The Simple Basics of Hazardous Location Lighting Ratings|
Article- May 2013 By Larson Electronics.com
Larson Electronics Class I, Div. I & II Emergency Lighting System
Some of the most commonly misunderstood terms in industrial lighting involve equipment designed for use in specific locations where various hazardous and non hazardous materials might be present. Industrial and oftentimes commercial operations involve a variety of substances that depending on their nature or characteristics can pose potential problems when they are in close proximity to electrically powered devices. The type of hazard and its severity depends greatly on the material in question and can range from a potential for damage and eventual failure of the equipment being used, to a risk of fires or explosions that can result in serious injuries or even death. The problem arises from the fact that the terms used to describe equipment designed for use in proximity to these hazardous materials can be easily misunderstood, resulting in equipment that is improperly rated being used in a potentially dangerous location.
Some of the most common terms encountered with industrial lighting designed for use in hazardous locations include, Explosion Proof, Intrinsically Safe, and Vapor Proof. As you can imagine, the first impression a layman gains just from an initial observation of the terms may be entirely different than what the term actually means. For instance, one of the most common misperceptions among those unfamiliar with industrial lighting is that lighting labeled as “Explosion Proof” is able to withstand exposure to an explosion and continue operating. While a second consideration would probably invoke our common sense (what good would a light surviving an explosion be if the person using the light were exposed to the explosion as well?), this misconception remains one of the most commonly encountered. Some other misconceptions are more nuanced and involve incorrect assumptions, for instance, that vapor proof lighting is safe to use in a flammable atmosphere since vapors cannot enter the housing. This of course is false, but underscores how easy it is to make an erroneous assessment of electrical equipment based solely on its general description.
Electrical equipment and lighting in particular intended for use in specialized applications due to concerns with potentially hazardous materials being present in a given location must be properly rated and approved for those locations according to the nature of the hazards.
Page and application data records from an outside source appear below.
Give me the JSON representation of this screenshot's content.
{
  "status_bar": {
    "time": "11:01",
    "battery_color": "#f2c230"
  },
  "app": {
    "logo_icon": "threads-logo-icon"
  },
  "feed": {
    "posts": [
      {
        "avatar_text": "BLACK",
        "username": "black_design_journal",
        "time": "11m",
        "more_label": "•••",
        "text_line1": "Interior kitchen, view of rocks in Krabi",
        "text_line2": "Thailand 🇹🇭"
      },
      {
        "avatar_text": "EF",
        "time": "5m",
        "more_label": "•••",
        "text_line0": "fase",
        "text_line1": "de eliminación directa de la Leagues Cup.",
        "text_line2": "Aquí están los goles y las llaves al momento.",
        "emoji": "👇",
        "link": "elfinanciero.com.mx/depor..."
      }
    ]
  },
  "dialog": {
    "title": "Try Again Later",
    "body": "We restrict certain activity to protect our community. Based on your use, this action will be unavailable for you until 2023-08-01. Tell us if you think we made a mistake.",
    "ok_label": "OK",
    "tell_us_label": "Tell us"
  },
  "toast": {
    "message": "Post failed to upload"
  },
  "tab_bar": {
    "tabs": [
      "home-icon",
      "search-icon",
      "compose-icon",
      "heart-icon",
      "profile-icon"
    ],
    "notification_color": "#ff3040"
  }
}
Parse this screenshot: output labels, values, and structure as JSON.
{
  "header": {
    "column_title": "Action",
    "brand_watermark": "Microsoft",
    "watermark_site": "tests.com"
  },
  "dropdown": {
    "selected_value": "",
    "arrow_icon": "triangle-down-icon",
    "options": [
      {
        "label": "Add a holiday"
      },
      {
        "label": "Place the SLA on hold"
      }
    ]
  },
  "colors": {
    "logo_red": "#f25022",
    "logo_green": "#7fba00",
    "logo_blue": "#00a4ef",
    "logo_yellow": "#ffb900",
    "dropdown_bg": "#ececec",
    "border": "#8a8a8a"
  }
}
As it pertains to electrical equipment, a hazardous location is an area where the presence of flammable or explosive vapors, gases, flammable liquids, combustible dusts, or ignitable fibers or flyings poses a potential fire or explosion risk. For an example, the area in and around an automotive paint spray booth represents a hazardous location because of the flammable gases and vapors given off by the various paints and solvents used during operations. In such locations as these, two types of fixtures which include Explosion Proof and Intrinsically Safe will be required.
Explosion proof light fixtures and electrical devices in general, are designed not to withstand an explosion, but to prevent the device from causing the ignition of flammable atmospheres and materials outside the fixture. There are variations on the methods used to accomplish this, but the most common involves a sealed housing that is designed to contain any ignition of gases or vapors WITHIN the housing long enough so that when they finally do exit, they have cooled enough to be unable to ignite those same vapors or gases outside the housing. Usually this is accomplished through a series of threads or channels joining the various parts of the housing together. When an ignition takes place within the housing, the hot gases must follow these series of channels or threads before they can exit, this in turn slows them down enough to allow sufficient cooling to take place before exit.
Intrinsically safe fixtures rely on a design that renders them essentially incapable of causing an ignition at all. With these forms of lighting, the design is such that there is little heat produced, and the currents utilized are too weak to cause an ignition source, even in the case of internal failures or shorts. These devices are also typically fully sealed and may incorporate internal circuits, sensors and relays which can limit or end current supply in the event of a device failure. Intrinsically safe light fixtures are less common than explosion proof rated fixtures, in large part because they are typically low powered and thus limited in their ability to produce enough luminosity for large scale lighting applications. You’ll typically find devices such as portable flashlights and lanterns, indicator lights, and small LED fixtures to make up the majority of intrinsically safe rated lighting devices.
The main point to understand with both intrinsically safe and explosion proof rated fixtures is that they are not a one size fits all lighting solution. Explosion proof lighting is rated and certified according to a classification system that takes into account the basic nature of the hazardous environment according to the type of materials that are present, the specific type of flammable or explosive materials present, and the likelihood of their presence. This classification is denoted as Class, Division, and Groups, and in order for a light to be suitable for a specific type of environment it must carry a matching or higher rated classification rating for the classification of the area it is to be used within.
Vapor proof fixtures are perhaps responsible for some of the most common misunderstandings in industrial lighting safety. As we noted earlier, the term “Vapor Proof” can be misleading because upon first glance it would seem obvious that a fixture impervious to the intrusion of vapors within its housing should be safe in a hazardous environment.
This is not the case however, and regardless of a fixtures’ vapor proof rating, unless it carries explosion proof or intrinsically safe certification it is not safe for use in hazardous locations. Vapor proof lighting does offer some protection from effects such as corrosion and humidity in locations where these conditions can be a problem, providing a lighting solution that can withstand these conditions while maintaining a high degree of reliability.